I used to have 2 risottos in the restaurant. The porcini mushroom risotto is always a popular one and this is the recipe we serve up. Well, in the restaurant we do pre-cook the risotto to cut time. A base risotto, this is how I call it, cooked up to the stage where you first fry up the grains with the addition of wine, the based will be left to cool and portioned up, we usually do about 20 portioned base at one go. Fresh mushrooms are added later. On the line, they’re always firing up everything. It's sometime so good to stand over the pan stirring calmly against the super-heated fryers and roaring burners for the next 15 mins when an order of risotto comes in.
Serves 2 as mains
A small handful of dried porcini mushrooms
6 medium size portobello mushrooms
800 mL hot chicken stock
1 small onion, peeled and finely chopped
2 garlic clove, minced
½ glass of white wine
200g risotto rice
1 thyme sprig
Handful of chopped parsley or basil
2 handful freshly grated Parmigiano Reggiano cheese, plus extra for serving
Juice of ½ lemon
Extra virgin olive oil
Sea salt and freshly ground black pepper
Soak the dried porcini in a bowl with boiling water for 30 mins or until water is cooled to room temperature. Drain and reserve the soaking liquid. Finely chop the porcini and reserve in a small bowl.
In a large pan, heat half the butter and add the onion and sugar and slowly sauté for 10 mins without coloring them, add the garlic, thyme sprig and porcini mushrooms, fry for additional 2 mins, then turn the heat up and add the portabellos, allow it to cook for a few minutes then add the rice. Give it a stir. Stir in the wine. Keep stirring until the liquid has cooked into the rice. Now pour in the porcini soaking liquid, a good pinch of salt and your first ladle of hot stock. Turn the heat down to a simmer and keep adding ladlefuls of stock, stirring the starch out of the rice, allowing each ladleful to be absorbed before adding the next.
Carry on adding stock until the rice is soft but with a slight bite. This will take about 30 minutes. Take the risotto off the heat and check the seasoning carefully. Stir in the remaining butter and the Parmesan. You want it to be creamy and oozy in texture, so add a bit more stock if you think it needs it. Put a lid on and leave the risotto to relax for about 3 minutes.
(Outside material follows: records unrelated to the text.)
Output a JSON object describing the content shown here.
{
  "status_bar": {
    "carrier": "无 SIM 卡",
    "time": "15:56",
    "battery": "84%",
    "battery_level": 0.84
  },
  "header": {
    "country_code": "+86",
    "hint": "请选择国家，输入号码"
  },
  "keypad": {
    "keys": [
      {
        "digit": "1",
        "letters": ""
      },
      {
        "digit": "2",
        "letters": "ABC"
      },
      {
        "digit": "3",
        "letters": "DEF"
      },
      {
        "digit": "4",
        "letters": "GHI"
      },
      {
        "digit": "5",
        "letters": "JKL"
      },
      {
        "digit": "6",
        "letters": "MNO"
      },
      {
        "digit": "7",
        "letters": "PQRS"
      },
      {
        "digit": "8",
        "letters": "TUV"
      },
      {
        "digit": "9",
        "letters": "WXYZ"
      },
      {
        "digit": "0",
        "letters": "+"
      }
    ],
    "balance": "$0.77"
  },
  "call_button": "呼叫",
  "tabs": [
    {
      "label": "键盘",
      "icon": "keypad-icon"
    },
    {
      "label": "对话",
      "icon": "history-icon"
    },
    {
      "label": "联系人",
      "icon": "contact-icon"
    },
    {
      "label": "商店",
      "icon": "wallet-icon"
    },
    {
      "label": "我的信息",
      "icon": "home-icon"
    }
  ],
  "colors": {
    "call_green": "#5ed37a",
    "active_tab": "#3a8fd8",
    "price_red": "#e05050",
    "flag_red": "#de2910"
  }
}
Plate your risotto and add a sprinkling of freshly grated Parmesan, herbs and a drizzle of extra virgin olive oil a few grinds of pepper and squeeze the lemon.
- Till next post, ss.
Labels: porcini mushroom, Porcini Mushroom Risotto, portabello mushroom, Recipes, risotto